Activity »
A faithful copy of every record is needed here. Images must not appear in it.
Start of Block
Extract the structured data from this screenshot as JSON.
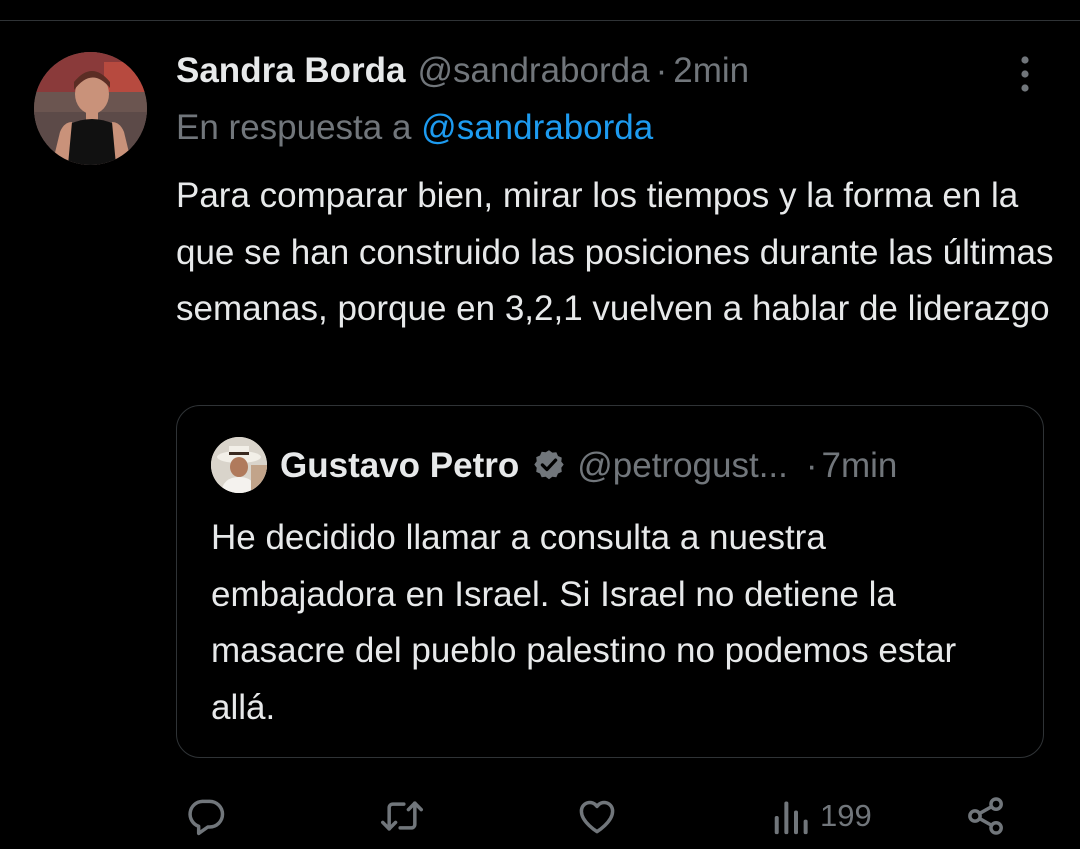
{
  "tweet": {
    "author_name": "Sandra Borda",
    "author_handle": "@sandraborda",
    "separator": "·",
    "time": "2min",
    "reply_prefix": "En respuesta a",
    "reply_mention": "@sandraborda",
    "text": "Para comparar bien, mirar los tiempos y la forma en la que se han construido las posiciones durante las últimas semanas, porque en 3,2,1 vuelven a hablar de liderazgo"
  },
  "quote": {
    "author_name": "Gustavo Petro",
    "author_handle": "@petrogust...",
    "separator": "·",
    "time": "7min",
    "text": "He decidido llamar a consulta a nuestra embajadora en Israel. Si Israel no detiene la masacre del pueblo palestino no podemos estar allá.",
    "verified": true
  },
  "actions": {
    "icons": [
      "reply-icon",
      "retweet-icon",
      "like-icon",
      "views-icon",
      "share-icon"
    ],
    "views_count": "199"
  },
  "colors": {
    "background": "#000000",
    "text_primary": "#e7e9ea",
    "text_secondary": "#71767b",
    "link": "#1d9bf0",
    "border": "#2f3336"
  }
}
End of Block
Reply »
Extract the structured data from this screenshot as JSON.
{
  "tweet": {
    "author_name": "Sandra Borda",
    "author_handle": "@sandraborda",
    "separator": "·",
    "time": "2min",
    "reply_prefix": "En respuesta a",
    "reply_mention": "@sandraborda",
    "text": "Para comparar bien, mirar los tiempos y la forma en la que se han construido las posiciones durante las últimas semanas, porque en 3,2,1 vuelven a hablar de liderazgo"
  },
  "quote": {
    "author_name": "Gustavo Petro",
    "author_handle": "@petrogust...",
    "separator": "·",
    "time": "7min",
    "text": "He decidido llamar a consulta a nuestra embajadora en Israel. Si Israel no detiene la masacre del pueblo palestino no podemos estar allá.",
    "verified": true
  },
  "actions": {
    "icons": [
      "reply-icon",
      "retweet-icon",
      "like-icon",
      "views-icon",
      "share-icon"
    ],
    "views_count": "199"
  },
  "colors": {
    "background": "#000000",
    "text_primary": "#e7e9ea",
    "text_secondary": "#71767b",
    "link": "#1d9bf0",
    "border": "#2f3336"
  }
}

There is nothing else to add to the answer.